#### Records for this exercise:
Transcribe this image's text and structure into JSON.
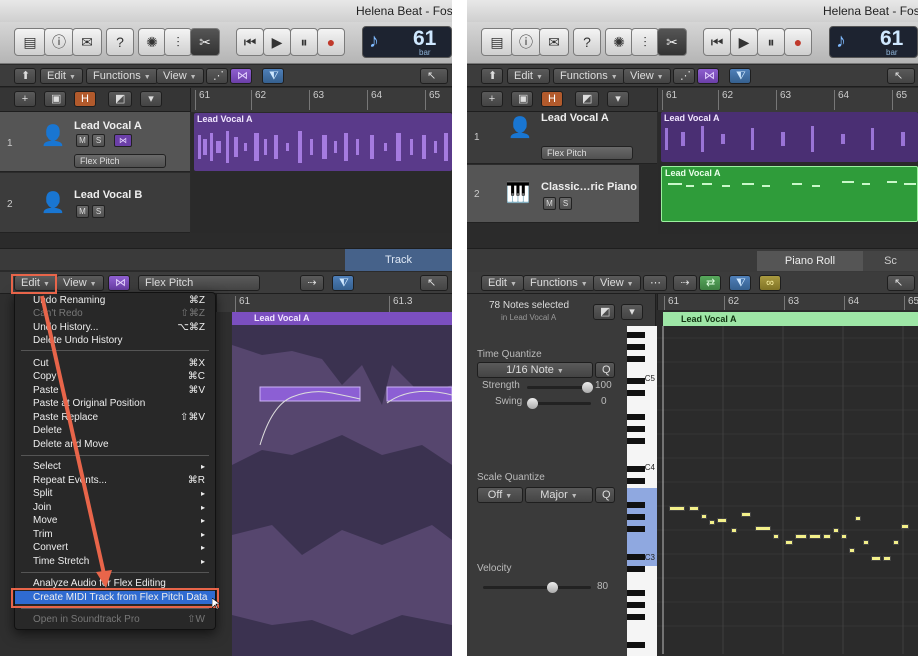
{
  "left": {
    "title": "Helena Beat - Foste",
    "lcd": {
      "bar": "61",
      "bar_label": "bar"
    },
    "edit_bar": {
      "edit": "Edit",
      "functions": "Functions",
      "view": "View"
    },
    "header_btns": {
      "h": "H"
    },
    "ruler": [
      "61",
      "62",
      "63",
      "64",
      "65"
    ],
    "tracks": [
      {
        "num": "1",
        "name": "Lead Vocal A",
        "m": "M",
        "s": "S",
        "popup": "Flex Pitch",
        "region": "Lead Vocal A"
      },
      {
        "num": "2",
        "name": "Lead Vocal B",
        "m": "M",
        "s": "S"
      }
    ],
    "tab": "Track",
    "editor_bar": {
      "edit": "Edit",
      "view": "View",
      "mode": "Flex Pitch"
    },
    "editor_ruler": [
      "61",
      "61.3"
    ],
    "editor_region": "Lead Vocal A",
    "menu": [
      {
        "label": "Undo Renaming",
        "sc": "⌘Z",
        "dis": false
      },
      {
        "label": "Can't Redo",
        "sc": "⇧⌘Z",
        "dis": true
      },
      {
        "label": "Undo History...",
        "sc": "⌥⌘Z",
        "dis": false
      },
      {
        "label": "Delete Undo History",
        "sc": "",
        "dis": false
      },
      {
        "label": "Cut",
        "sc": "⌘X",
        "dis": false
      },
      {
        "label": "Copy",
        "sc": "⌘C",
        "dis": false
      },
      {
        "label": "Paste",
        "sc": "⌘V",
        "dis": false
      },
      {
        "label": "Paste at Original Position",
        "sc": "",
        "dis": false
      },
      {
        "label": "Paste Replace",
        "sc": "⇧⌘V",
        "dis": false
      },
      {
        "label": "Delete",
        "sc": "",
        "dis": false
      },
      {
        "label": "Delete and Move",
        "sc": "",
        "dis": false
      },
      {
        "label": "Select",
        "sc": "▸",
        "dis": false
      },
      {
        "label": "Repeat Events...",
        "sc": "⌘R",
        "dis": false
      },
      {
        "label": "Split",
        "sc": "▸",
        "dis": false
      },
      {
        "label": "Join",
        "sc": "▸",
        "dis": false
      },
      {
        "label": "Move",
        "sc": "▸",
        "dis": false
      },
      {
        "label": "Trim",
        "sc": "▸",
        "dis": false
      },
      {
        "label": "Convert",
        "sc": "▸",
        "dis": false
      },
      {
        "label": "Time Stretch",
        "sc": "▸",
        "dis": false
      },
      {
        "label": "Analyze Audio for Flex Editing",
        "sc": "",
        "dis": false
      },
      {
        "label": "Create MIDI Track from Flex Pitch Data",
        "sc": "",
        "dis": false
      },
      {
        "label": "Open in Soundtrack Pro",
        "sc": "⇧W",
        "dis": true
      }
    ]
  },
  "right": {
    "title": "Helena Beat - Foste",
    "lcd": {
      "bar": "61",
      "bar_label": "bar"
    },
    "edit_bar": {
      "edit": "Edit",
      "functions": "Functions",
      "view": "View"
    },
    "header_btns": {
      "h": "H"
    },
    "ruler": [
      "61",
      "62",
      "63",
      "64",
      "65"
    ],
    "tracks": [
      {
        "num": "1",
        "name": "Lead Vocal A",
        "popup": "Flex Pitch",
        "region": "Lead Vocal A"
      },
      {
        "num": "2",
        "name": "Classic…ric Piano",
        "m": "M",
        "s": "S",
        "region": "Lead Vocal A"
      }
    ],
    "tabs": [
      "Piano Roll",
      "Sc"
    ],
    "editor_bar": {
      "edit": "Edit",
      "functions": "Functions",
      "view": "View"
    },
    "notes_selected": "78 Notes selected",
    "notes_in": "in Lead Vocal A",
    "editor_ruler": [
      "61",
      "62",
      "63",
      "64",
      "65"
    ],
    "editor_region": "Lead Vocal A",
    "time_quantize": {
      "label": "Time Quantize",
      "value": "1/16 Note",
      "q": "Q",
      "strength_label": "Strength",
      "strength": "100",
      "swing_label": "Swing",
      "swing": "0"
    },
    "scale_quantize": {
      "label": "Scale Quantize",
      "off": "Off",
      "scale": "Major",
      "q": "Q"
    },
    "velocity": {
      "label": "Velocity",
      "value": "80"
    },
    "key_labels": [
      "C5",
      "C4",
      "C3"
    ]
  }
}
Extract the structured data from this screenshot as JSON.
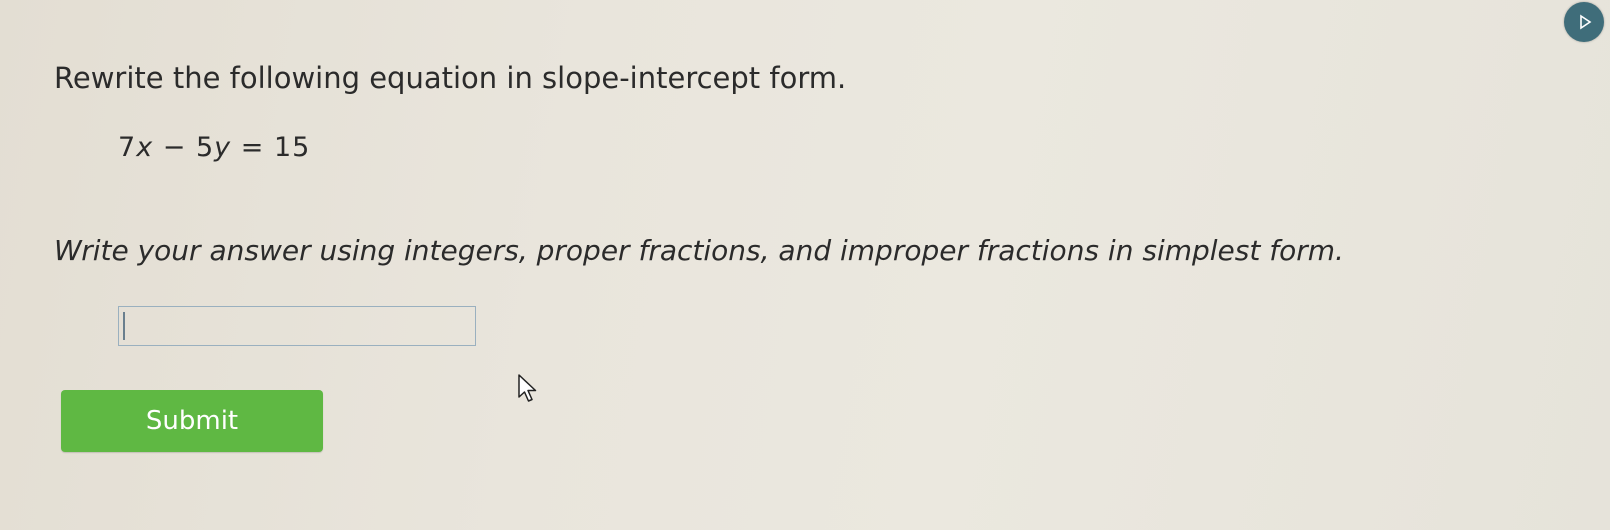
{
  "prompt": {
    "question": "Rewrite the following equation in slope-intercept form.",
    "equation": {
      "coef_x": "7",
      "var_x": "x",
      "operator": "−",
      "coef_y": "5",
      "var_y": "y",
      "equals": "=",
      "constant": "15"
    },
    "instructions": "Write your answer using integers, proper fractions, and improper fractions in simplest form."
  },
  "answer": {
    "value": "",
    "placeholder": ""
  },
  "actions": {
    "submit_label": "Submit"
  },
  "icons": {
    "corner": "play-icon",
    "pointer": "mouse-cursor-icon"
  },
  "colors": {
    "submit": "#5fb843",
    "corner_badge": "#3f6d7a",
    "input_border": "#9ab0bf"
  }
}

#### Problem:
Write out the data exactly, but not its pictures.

#### Reply:
Transcribe this image's text and structure into JSON.
{
  "left": {
    "title": "Helena Beat - Foste",
    "lcd": {
      "bar": "61",
      "bar_label": "bar"
    },
    "edit_bar": {
      "edit": "Edit",
      "functions": "Functions",
      "view": "View"
    },
    "header_btns": {
      "h": "H"
    },
    "ruler": [
      "61",
      "62",
      "63",
      "64",
      "65"
    ],
    "tracks": [
      {
        "num": "1",
        "name": "Lead Vocal A",
        "m": "M",
        "s": "S",
        "popup": "Flex Pitch",
        "region": "Lead Vocal A"
      },
      {
        "num": "2",
        "name": "Lead Vocal B",
        "m": "M",
        "s": "S"
      }
    ],
    "tab": "Track",
    "editor_bar": {
      "edit": "Edit",
      "view": "View",
      "mode": "Flex Pitch"
    },
    "editor_ruler": [
      "61",
      "61.3"
    ],
    "editor_region": "Lead Vocal A",
    "menu": [
      {
        "label": "Undo Renaming",
        "sc": "⌘Z",
        "dis": false
      },
      {
        "label": "Can't Redo",
        "sc": "⇧⌘Z",
        "dis": true
      },
      {
        "label": "Undo History...",
        "sc": "⌥⌘Z",
        "dis": false
      },
      {
        "label": "Delete Undo History",
        "sc": "",
        "dis": false
      },
      {
        "label": "Cut",
        "sc": "⌘X",
        "dis": false
      },
      {
        "label": "Copy",
        "sc": "⌘C",
        "dis": false
      },
      {
        "label": "Paste",
        "sc": "⌘V",
        "dis": false
      },
      {
        "label": "Paste at Original Position",
        "sc": "",
        "dis": false
      },
      {
        "label": "Paste Replace",
        "sc": "⇧⌘V",
        "dis": false
      },
      {
        "label": "Delete",
        "sc": "",
        "dis": false
      },
      {
        "label": "Delete and Move",
        "sc": "",
        "dis": false
      },
      {
        "label": "Select",
        "sc": "▸",
        "dis": false
      },
      {
        "label": "Repeat Events...",
        "sc": "⌘R",
        "dis": false
      },
      {
        "label": "Split",
        "sc": "▸",
        "dis": false
      },
      {
        "label": "Join",
        "sc": "▸",
        "dis": false
      },
      {
        "label": "Move",
        "sc": "▸",
        "dis": false
      },
      {
        "label": "Trim",
        "sc": "▸",
        "dis": false
      },
      {
        "label": "Convert",
        "sc": "▸",
        "dis": false
      },
      {
        "label": "Time Stretch",
        "sc": "▸",
        "dis": false
      },
      {
        "label": "Analyze Audio for Flex Editing",
        "sc": "",
        "dis": false
      },
      {
        "label": "Create MIDI Track from Flex Pitch Data",
        "sc": "",
        "dis": false
      },
      {
        "label": "Open in Soundtrack Pro",
        "sc": "⇧W",
        "dis": true
      }
    ]
  },
  "right": {
    "title": "Helena Beat - Foste",
    "lcd": {
      "bar": "61",
      "bar_label": "bar"
    },
    "edit_bar": {
      "edit": "Edit",
      "functions": "Functions",
      "view": "View"
    },
    "header_btns": {
      "h": "H"
    },
    "ruler": [
      "61",
      "62",
      "63",
      "64",
      "65"
    ],
    "tracks": [
      {
        "num": "1",
        "name": "Lead Vocal A",
        "popup": "Flex Pitch",
        "region": "Lead Vocal A"
      },
      {
        "num": "2",
        "name": "Classic…ric Piano",
        "m": "M",
        "s": "S",
        "region": "Lead Vocal A"
      }
    ],
    "tabs": [
      "Piano Roll",
      "Sc"
    ],
    "editor_bar": {
      "edit": "Edit",
      "functions": "Functions",
      "view": "View"
    },
    "notes_selected": "78 Notes selected",
    "notes_in": "in Lead Vocal A",
    "editor_ruler": [
      "61",
      "62",
      "63",
      "64",
      "65"
    ],
    "editor_region": "Lead Vocal A",
    "time_quantize": {
      "label": "Time Quantize",
      "value": "1/16 Note",
      "q": "Q",
      "strength_label": "Strength",
      "strength": "100",
      "swing_label": "Swing",
      "swing": "0"
    },
    "scale_quantize": {
      "label": "Scale Quantize",
      "off": "Off",
      "scale": "Major",
      "q": "Q"
    },
    "velocity": {
      "label": "Velocity",
      "value": "80"
    },
    "key_labels": [
      "C5",
      "C4",
      "C3"
    ]
  }
}
Extract the structured data from this screenshot as JSON.
{
  "prompt": {
    "question": "Rewrite the following equation in slope-intercept form.",
    "equation": {
      "coef_x": "7",
      "var_x": "x",
      "operator": "−",
      "coef_y": "5",
      "var_y": "y",
      "equals": "=",
      "constant": "15"
    },
    "instructions": "Write your answer using integers, proper fractions, and improper fractions in simplest form."
  },
  "answer": {
    "value": "",
    "placeholder": ""
  },
  "actions": {
    "submit_label": "Submit"
  },
  "icons": {
    "corner": "play-icon",
    "pointer": "mouse-cursor-icon"
  },
  "colors": {
    "submit": "#5fb843",
    "corner_badge": "#3f6d7a",
    "input_border": "#9ab0bf"
  }
}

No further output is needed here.